With 52 tracks and a three-hour-plus running time, Ultimate Creedence Clearwater Revival lives up to its billing. The first and second discs cover the big hits, AOR favorites, and deep tracks, while the third is made up entirely of live material. Nothing here is previously unreleased, though much of the live stuff will surely be new to many casual fans. As far as introductory packages go, this new Concord Music Group compilation is simply outstanding.
The tracks are all mixed up in terms of chronology, but considering CCR didn’t cover much range stylistically over the five-year timespan their albums covered, it doesn’t really matter. Highlights from each of their seven studio albums are spread out over the first two discs. All the obvious tunes are here, including the immortal hit singles “Proud Mary,” “Bad Moon Rising,” “Green River,” “Down on the Corner,” “Up Around the Bend,” and more. There’s also their full 11-minute cover of “I Heard It Through the Grapevine.” John Fogerty’s emotionally expansive, yearning ballads “Wrote a Song for Everyone,” “Have You Ever Seen the Rain?,” and possibly his most perfect composition, “Long as I Can See the Light” are all present.
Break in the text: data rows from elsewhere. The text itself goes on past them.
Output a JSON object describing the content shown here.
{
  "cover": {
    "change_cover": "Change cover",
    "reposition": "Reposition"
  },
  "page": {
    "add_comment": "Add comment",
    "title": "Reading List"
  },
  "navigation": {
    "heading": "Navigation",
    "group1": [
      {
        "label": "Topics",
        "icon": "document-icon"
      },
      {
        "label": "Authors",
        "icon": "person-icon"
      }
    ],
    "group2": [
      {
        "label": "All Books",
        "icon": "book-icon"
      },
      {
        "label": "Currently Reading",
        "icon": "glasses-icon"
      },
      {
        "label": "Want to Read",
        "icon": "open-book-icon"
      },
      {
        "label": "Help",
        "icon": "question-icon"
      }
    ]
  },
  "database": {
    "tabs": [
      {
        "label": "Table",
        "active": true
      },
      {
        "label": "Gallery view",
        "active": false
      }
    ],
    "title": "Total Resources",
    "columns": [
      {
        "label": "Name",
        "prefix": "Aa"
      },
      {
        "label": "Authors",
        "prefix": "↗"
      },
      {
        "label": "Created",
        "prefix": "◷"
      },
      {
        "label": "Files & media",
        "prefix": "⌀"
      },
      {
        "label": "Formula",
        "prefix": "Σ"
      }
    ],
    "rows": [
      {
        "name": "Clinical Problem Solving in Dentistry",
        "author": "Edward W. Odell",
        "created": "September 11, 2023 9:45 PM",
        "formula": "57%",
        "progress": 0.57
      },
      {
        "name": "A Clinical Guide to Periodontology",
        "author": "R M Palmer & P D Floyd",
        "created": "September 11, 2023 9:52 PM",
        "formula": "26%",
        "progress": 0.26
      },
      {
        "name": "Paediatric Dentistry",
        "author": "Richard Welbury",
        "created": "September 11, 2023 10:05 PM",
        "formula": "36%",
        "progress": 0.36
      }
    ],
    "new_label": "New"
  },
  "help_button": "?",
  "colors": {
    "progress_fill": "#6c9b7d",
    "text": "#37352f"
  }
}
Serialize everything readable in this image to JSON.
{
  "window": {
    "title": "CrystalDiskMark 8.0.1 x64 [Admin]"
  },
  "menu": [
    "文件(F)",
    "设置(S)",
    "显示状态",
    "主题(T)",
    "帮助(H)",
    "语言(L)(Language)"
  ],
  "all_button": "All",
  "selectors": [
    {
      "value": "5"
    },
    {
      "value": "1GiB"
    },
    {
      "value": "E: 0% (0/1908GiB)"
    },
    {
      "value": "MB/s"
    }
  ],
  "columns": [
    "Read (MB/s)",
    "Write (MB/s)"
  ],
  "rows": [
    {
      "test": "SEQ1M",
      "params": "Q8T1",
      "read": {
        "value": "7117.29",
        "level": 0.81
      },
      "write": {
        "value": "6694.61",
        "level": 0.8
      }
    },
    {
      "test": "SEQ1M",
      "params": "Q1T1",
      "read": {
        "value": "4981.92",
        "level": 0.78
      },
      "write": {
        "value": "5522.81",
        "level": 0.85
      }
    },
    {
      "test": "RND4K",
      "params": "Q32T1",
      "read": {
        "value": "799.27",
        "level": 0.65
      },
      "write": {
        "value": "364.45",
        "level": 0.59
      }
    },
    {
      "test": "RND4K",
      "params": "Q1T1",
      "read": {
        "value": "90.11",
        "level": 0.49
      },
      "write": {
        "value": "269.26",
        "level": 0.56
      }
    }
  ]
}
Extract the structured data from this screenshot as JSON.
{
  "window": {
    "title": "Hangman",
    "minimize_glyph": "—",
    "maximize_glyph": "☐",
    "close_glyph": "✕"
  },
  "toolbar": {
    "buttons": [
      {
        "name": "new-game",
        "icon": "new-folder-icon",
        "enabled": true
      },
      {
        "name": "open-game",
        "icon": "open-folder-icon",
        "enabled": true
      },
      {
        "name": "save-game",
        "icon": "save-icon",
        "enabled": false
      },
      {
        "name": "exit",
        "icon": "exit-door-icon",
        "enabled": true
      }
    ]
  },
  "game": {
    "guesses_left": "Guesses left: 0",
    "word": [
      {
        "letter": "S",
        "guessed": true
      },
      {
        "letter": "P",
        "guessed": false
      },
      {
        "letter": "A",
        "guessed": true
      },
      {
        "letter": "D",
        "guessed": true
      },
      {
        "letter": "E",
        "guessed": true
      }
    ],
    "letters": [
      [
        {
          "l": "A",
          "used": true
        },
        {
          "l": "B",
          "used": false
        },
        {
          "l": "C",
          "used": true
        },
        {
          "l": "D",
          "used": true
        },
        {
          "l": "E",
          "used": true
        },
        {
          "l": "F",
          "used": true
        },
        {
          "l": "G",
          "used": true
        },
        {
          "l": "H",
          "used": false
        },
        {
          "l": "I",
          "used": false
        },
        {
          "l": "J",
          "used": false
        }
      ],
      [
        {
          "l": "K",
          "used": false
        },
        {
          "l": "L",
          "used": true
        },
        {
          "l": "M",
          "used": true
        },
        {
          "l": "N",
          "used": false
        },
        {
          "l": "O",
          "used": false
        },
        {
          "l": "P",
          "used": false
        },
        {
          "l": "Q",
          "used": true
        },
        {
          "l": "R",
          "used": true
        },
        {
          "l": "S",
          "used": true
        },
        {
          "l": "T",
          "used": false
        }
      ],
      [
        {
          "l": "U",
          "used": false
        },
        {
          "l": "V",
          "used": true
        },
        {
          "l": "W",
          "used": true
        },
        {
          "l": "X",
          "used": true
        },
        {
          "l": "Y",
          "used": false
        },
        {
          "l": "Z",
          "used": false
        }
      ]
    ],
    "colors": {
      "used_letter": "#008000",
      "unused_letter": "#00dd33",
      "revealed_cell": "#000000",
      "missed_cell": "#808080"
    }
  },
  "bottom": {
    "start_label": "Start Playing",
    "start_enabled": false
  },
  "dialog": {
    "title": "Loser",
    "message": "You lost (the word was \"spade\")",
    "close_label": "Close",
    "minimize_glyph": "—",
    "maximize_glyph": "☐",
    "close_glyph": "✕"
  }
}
In other words, it’s hard to imagine a more cost-effective, comprehensive way to acquire an instant CCR collection. As many times as anyone who has listened to classic rock radio over the last few decades has heard these classics played to death, Ultimate goes far beyond the standards. Have you heard “Bootleg” or “Porterville” lately? Unless you already own the entire CCR catalog (in which case you won’t need this set), the answer is probably no. Yes, most of the studio cuts are also on the venerable Chronicle compilations. But with Ultimate you’re getting a sonic upgrade, plus a disc of killer live cuts. Most of the live performances are short, punchy, and to the point, but the band stretches out with a nine-minute “Keep on Chooglin’” and a nearly 12-minute “Suzie-Q.”
The tri-fold digipak is simple and attractive, with each disc stored fairly loosely in its own pocket. I’m not generally a fan of sliding CDs in and out of cardboard sleeves, but this packaging is pretty easy to handle. The liner notes booklet is rather annoyingly glued to the packaging, meaning you have to unfold the case every time you want to access it. But the new essay by Alec Palao is a welcome inclusion. For under twenty bucks you get 190 minutes of Creedence Clearwater Revival. Kudos to Concord for such a great deal.